All of us take great pains to keep our homes clean, spending a good part of our time daily to keep them spic and span. But how many of us realise that keeping our streets, alleys and public places clean is also our responsibility? Roadsides are littered with fruit peels, empty cans of juices, pet bottles of cold drinks and mineral water, discarded packs of cigarettes, match boxes, wrappers of chips, biscuits, ice-cream, pan and sweet supari, etc.

Polythene bags blow about lazily in the breeze or worse still, get stuck in the bushes, trees and barbed wires, depicting an ugly sight. They make storm water drains choke and overflow whenever there is rain. Still we do not even have a second thought before throwing out our garbage on the roads. These ugly dumps not only emit an ugly odour, they also become a favourable breeding place for flies and mosquitoes, giving rise to many infectious diseases.

As a nation we lack civic sense. We seldom take responsibility for any collective or productive act which could provide for better living conditions. We are content to play the blame game, sit back and criticise the government for all our woes. We hold the municipal authorities solely responsible for keeping our roads and public places clean, without realising that each and everyone has to play his role.

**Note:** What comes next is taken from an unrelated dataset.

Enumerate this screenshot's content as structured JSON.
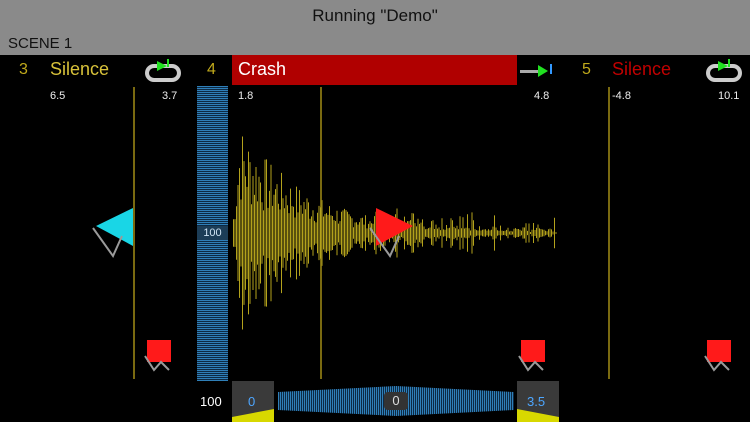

The city government has taken many steps to beautify Karachi and the result can be seen in nearly every part of the city. But the greenery, the impressive flyovers and underpasses can only please the eye if they are litter and graffiti-free.

It is high time we understood and learnt to play a positive role in keeping our cities clean. On self-help basis, we can take the initiative by forming neighbourhood committees that see to the sanitary conditions of their locality and make sure that no one throws his garbage outside his house.

We must learn to use dustbins provided in public places for unwanted things and teach others to do so too, because clean roads make clean cities and clean cities provide citizens with a healthy and pollution free environment. Like in the developed countries, the government can declare littering a crime and carry out on-the-spot checking; fines can be imposed on those who violate the law. We can follow the example of Singapore, one of the cleanest cities in the world, where heavy fines are imposed on throwing anything on the roads.

The lessons learnt during childhood last for a long time and children are good learners and teachers too. So parents and teachers can play an important role in inculcating in them a sense of responsibility at a very early stage. Their civic sense can go a long way towards changing the attitude of society as a whole. I hope many children (like my son) will teach their careless parents (like me) a lifelong lesson. Thank you, my dear son!